++++ Stored data

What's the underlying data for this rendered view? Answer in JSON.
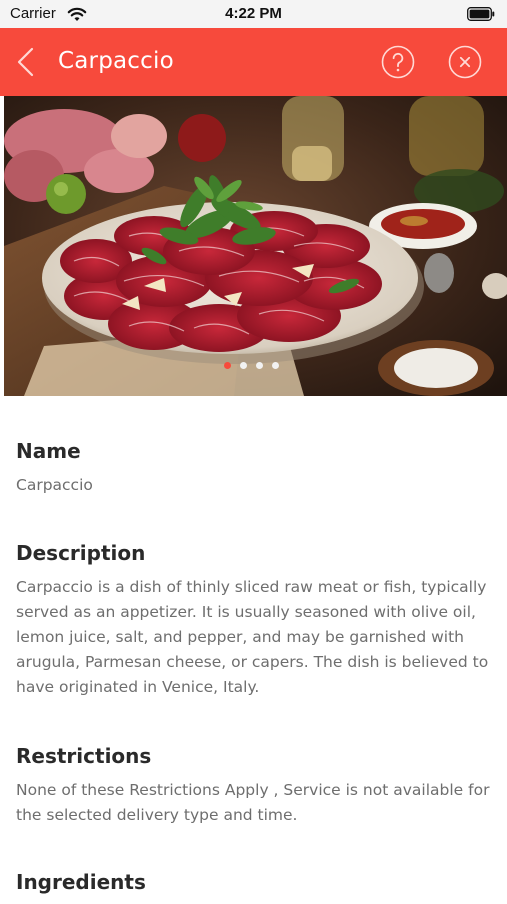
{
  "status_bar": {
    "carrier": "Carrier",
    "time": "4:22 PM",
    "wifi_icon": "wifi-icon",
    "battery_icon": "battery-icon"
  },
  "nav": {
    "title": "Carpaccio",
    "back_icon": "chevron-left-icon",
    "help_icon": "question-circle-icon",
    "close_icon": "close-circle-icon",
    "background_color": "#f74a3c"
  },
  "hero": {
    "image_subject": "plate of carpaccio with arugula and parmesan",
    "carousel": {
      "page_count": 4,
      "active_index": 0
    }
  },
  "sections": {
    "name": {
      "title": "Name",
      "text": "Carpaccio"
    },
    "description": {
      "title": "Description",
      "text": "Carpaccio is a dish of thinly sliced raw meat or fish, typically served as an appetizer. It is usually seasoned with olive oil, lemon juice, salt, and pepper, and may be garnished with arugula, Parmesan cheese, or capers. The dish is believed to have originated in Venice, Italy."
    },
    "restrictions": {
      "title": "Restrictions",
      "text": "None of these Restrictions Apply , Service is not available for the selected delivery type and time."
    },
    "ingredients": {
      "title": "Ingredients"
    }
  }
}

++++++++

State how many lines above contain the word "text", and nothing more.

3